The EPA is given more authority to require that a chemical be labeled, restricted or even removed from the marketplace, and the agency can require more information from the manufacturer for almost any reason; new chemicals must be screened for safety; special risks to vulnerable populations (children, pregnant women) must be evaluated separately. Under the current 1976 law, the EPA can demand safety testing only after evidence surfaces that a chemical may pose significant risks to health.
Those who demand revision point out that of the 84,000+ chemicals on the market, "only" 200 have been required to be put through EPA testing and "only" five have been banned. To those who believe strongly that chemicals in our environment are dangerously toxic, this is a res ipsa loquitur that the law is inadequately protective. Of course, the fact that chemicals in low, or trace levels of exposure, do not in fact pose a threat to health or the environment (except for those five that were banned) did not cross the minds of the TSCA-reform, anti-chemical crusaders.
To illustrate this point, in 2011 the fringe-left, ultra-rich activist group Natural Resources Defense Council testified before the Senate that they were aware of 43 toxic chemical disease clusters. We investigated these so-called toxic sites, and found some semblance of validity in exactly two of them. Nevertheless, NRDC and Sen. Boxer believe the provisions in the more stringent regulatory schema are still not sufficiently protective (for the children, of course) and demand ever more stringent hoops for chemical makers to jump through.
So why are some industry members supporting this ill-advised measure? The American Chemistry Council apparently feels it's a worthwhile trade-off to eliminate the current patchwork of individual state's chemical regulation, especially California's notorious Prop. 65 and their upcoming Green Chemistry program.
I believe it's a devil's bargain: prioritizing "chemicals of concern" is merely importing the precautionary principle from Europe; the risks to health currently are so remote, or hypothetical, no measurable benefit can possibly occur (e.g., so-called carcinogenic chemicals are already covered under multiple other laws, and now endocrine disruptors whatever that means may be required to be re-evaluated by the EPA, at great expense, to no one's benefit, and with vast potential for harm).
As CEI's Angela Logomasini put it recently, "More mandated government 'safety reviews' is a bureaucrat s job security program. Consumers and business get more expensive bureaucracy and posturing about chemical risks with no benefits."

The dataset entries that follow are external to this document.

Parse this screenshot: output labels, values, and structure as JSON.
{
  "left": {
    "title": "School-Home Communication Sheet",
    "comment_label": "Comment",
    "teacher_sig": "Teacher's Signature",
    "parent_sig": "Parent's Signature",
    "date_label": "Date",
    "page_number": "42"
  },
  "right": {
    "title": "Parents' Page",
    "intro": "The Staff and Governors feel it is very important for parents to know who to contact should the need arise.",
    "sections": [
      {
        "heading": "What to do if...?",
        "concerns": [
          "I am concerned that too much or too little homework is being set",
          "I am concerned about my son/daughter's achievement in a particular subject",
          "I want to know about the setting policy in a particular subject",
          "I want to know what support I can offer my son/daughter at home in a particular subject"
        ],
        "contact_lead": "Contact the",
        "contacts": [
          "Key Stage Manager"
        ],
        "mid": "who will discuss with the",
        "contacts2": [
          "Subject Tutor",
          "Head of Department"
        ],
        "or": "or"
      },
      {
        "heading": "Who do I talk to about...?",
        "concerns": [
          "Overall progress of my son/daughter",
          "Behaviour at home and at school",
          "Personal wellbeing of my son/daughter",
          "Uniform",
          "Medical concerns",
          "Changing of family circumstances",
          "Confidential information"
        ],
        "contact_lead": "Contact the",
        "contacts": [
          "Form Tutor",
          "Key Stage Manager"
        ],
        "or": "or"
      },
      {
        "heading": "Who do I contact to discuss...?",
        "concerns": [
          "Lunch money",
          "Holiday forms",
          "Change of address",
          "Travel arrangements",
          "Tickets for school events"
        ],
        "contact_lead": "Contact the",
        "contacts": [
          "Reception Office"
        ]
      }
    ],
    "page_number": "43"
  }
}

Giving more power to the EPA, already threatening to ride roughshod over our economy, will be immensely disruptive to innovation, and be hugely expensive costs which will inevitably be passed on to the American consumer.